▸ **ACTION ITEM**
The entries are to be duplicated exactly, with nothing left out.

BEGIN MATERIAL PROVIDED

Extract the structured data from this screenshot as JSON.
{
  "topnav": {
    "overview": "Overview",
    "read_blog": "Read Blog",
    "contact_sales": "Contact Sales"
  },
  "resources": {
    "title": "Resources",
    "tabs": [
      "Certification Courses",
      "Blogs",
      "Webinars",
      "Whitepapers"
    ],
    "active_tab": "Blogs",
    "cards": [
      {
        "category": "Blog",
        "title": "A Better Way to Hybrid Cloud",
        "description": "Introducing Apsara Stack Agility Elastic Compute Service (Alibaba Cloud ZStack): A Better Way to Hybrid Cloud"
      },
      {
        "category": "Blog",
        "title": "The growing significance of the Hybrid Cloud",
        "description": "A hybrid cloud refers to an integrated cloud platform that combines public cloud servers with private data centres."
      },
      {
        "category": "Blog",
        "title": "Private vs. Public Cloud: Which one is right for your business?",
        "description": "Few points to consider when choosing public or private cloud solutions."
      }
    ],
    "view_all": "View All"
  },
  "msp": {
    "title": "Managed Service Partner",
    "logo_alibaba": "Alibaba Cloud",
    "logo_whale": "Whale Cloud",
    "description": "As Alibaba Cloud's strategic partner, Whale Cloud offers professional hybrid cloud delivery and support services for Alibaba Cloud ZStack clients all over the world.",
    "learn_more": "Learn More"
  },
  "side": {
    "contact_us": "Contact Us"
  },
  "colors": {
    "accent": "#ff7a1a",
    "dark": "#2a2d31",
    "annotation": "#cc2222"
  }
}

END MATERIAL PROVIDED

▸ **ANSWER FOR THE TASK**
Extract the structured data from this screenshot as JSON.
{
  "topnav": {
    "overview": "Overview",
    "read_blog": "Read Blog",
    "contact_sales": "Contact Sales"
  },
  "resources": {
    "title": "Resources",
    "tabs": [
      "Certification Courses",
      "Blogs",
      "Webinars",
      "Whitepapers"
    ],
    "active_tab": "Blogs",
    "cards": [
      {
        "category": "Blog",
        "title": "A Better Way to Hybrid Cloud",
        "description": "Introducing Apsara Stack Agility Elastic Compute Service (Alibaba Cloud ZStack): A Better Way to Hybrid Cloud"
      },
      {
        "category": "Blog",
        "title": "The growing significance of the Hybrid Cloud",
        "description": "A hybrid cloud refers to an integrated cloud platform that combines public cloud servers with private data centres."
      },
      {
        "category": "Blog",
        "title": "Private vs. Public Cloud: Which one is right for your business?",
        "description": "Few points to consider when choosing public or private cloud solutions."
      }
    ],
    "view_all": "View All"
  },
  "msp": {
    "title": "Managed Service Partner",
    "logo_alibaba": "Alibaba Cloud",
    "logo_whale": "Whale Cloud",
    "description": "As Alibaba Cloud's strategic partner, Whale Cloud offers professional hybrid cloud delivery and support services for Alibaba Cloud ZStack clients all over the world.",
    "learn_more": "Learn More"
  },
  "side": {
    "contact_us": "Contact Us"
  },
  "colors": {
    "accent": "#ff7a1a",
    "dark": "#2a2d31",
    "annotation": "#cc2222"
  }
}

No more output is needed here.